Starting at the first entry below, repeat all the data word for word and drop the pictures.
= = =
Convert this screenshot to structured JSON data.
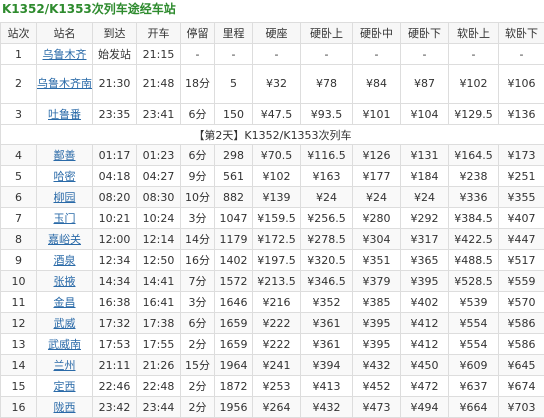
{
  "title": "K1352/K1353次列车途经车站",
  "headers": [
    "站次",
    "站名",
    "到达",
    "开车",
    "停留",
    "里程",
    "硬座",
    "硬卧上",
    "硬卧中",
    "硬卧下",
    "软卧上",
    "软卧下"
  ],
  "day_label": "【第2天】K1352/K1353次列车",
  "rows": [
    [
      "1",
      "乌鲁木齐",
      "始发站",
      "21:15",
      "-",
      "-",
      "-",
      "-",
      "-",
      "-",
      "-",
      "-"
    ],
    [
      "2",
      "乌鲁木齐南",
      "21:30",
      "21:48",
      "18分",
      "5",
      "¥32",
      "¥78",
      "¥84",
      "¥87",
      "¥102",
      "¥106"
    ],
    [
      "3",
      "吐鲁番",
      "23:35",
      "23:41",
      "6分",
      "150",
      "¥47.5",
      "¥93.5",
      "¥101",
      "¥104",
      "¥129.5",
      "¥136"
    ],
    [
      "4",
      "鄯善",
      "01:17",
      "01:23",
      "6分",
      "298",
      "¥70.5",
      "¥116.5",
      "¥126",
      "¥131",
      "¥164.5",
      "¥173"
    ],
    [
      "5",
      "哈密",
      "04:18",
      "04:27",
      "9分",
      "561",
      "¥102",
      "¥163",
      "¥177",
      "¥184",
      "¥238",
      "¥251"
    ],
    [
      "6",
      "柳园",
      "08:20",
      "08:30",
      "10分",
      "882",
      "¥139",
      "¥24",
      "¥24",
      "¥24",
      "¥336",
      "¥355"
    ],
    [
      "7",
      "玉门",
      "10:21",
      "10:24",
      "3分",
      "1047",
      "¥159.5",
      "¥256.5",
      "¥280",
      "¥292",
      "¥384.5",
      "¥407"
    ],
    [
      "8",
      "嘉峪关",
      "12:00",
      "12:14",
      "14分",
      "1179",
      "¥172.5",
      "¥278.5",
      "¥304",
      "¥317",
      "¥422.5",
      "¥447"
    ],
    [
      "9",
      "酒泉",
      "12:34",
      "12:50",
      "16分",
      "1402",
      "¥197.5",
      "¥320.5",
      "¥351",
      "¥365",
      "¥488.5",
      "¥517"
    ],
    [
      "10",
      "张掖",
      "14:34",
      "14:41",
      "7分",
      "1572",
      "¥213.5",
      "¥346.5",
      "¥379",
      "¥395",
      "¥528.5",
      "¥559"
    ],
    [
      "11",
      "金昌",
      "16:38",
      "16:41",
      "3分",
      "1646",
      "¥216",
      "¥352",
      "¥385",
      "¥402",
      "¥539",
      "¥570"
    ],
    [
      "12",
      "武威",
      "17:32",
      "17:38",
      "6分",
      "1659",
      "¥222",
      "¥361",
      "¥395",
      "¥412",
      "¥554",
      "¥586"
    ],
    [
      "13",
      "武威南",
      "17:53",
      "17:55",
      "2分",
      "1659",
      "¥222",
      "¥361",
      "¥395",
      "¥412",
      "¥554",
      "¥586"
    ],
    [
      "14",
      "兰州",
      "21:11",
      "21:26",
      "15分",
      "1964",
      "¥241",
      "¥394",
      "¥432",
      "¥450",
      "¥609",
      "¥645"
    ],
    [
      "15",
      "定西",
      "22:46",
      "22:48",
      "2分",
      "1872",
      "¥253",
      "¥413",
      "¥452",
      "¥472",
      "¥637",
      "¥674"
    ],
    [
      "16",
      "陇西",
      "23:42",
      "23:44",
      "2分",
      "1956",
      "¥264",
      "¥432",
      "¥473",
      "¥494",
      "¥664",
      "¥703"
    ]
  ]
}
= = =
(COMPLETED TASK):
Convert this screenshot to structured JSON data.
{
  "title": "K1352/K1353次列车途经车站",
  "headers": [
    "站次",
    "站名",
    "到达",
    "开车",
    "停留",
    "里程",
    "硬座",
    "硬卧上",
    "硬卧中",
    "硬卧下",
    "软卧上",
    "软卧下"
  ],
  "day_label": "【第2天】K1352/K1353次列车",
  "rows": [
    [
      "1",
      "乌鲁木齐",
      "始发站",
      "21:15",
      "-",
      "-",
      "-",
      "-",
      "-",
      "-",
      "-",
      "-"
    ],
    [
      "2",
      "乌鲁木齐南",
      "21:30",
      "21:48",
      "18分",
      "5",
      "¥32",
      "¥78",
      "¥84",
      "¥87",
      "¥102",
      "¥106"
    ],
    [
      "3",
      "吐鲁番",
      "23:35",
      "23:41",
      "6分",
      "150",
      "¥47.5",
      "¥93.5",
      "¥101",
      "¥104",
      "¥129.5",
      "¥136"
    ],
    [
      "4",
      "鄯善",
      "01:17",
      "01:23",
      "6分",
      "298",
      "¥70.5",
      "¥116.5",
      "¥126",
      "¥131",
      "¥164.5",
      "¥173"
    ],
    [
      "5",
      "哈密",
      "04:18",
      "04:27",
      "9分",
      "561",
      "¥102",
      "¥163",
      "¥177",
      "¥184",
      "¥238",
      "¥251"
    ],
    [
      "6",
      "柳园",
      "08:20",
      "08:30",
      "10分",
      "882",
      "¥139",
      "¥24",
      "¥24",
      "¥24",
      "¥336",
      "¥355"
    ],
    [
      "7",
      "玉门",
      "10:21",
      "10:24",
      "3分",
      "1047",
      "¥159.5",
      "¥256.5",
      "¥280",
      "¥292",
      "¥384.5",
      "¥407"
    ],
    [
      "8",
      "嘉峪关",
      "12:00",
      "12:14",
      "14分",
      "1179",
      "¥172.5",
      "¥278.5",
      "¥304",
      "¥317",
      "¥422.5",
      "¥447"
    ],
    [
      "9",
      "酒泉",
      "12:34",
      "12:50",
      "16分",
      "1402",
      "¥197.5",
      "¥320.5",
      "¥351",
      "¥365",
      "¥488.5",
      "¥517"
    ],
    [
      "10",
      "张掖",
      "14:34",
      "14:41",
      "7分",
      "1572",
      "¥213.5",
      "¥346.5",
      "¥379",
      "¥395",
      "¥528.5",
      "¥559"
    ],
    [
      "11",
      "金昌",
      "16:38",
      "16:41",
      "3分",
      "1646",
      "¥216",
      "¥352",
      "¥385",
      "¥402",
      "¥539",
      "¥570"
    ],
    [
      "12",
      "武威",
      "17:32",
      "17:38",
      "6分",
      "1659",
      "¥222",
      "¥361",
      "¥395",
      "¥412",
      "¥554",
      "¥586"
    ],
    [
      "13",
      "武威南",
      "17:53",
      "17:55",
      "2分",
      "1659",
      "¥222",
      "¥361",
      "¥395",
      "¥412",
      "¥554",
      "¥586"
    ],
    [
      "14",
      "兰州",
      "21:11",
      "21:26",
      "15分",
      "1964",
      "¥241",
      "¥394",
      "¥432",
      "¥450",
      "¥609",
      "¥645"
    ],
    [
      "15",
      "定西",
      "22:46",
      "22:48",
      "2分",
      "1872",
      "¥253",
      "¥413",
      "¥452",
      "¥472",
      "¥637",
      "¥674"
    ],
    [
      "16",
      "陇西",
      "23:42",
      "23:44",
      "2分",
      "1956",
      "¥264",
      "¥432",
      "¥473",
      "¥494",
      "¥664",
      "¥703"
    ]
  ]
}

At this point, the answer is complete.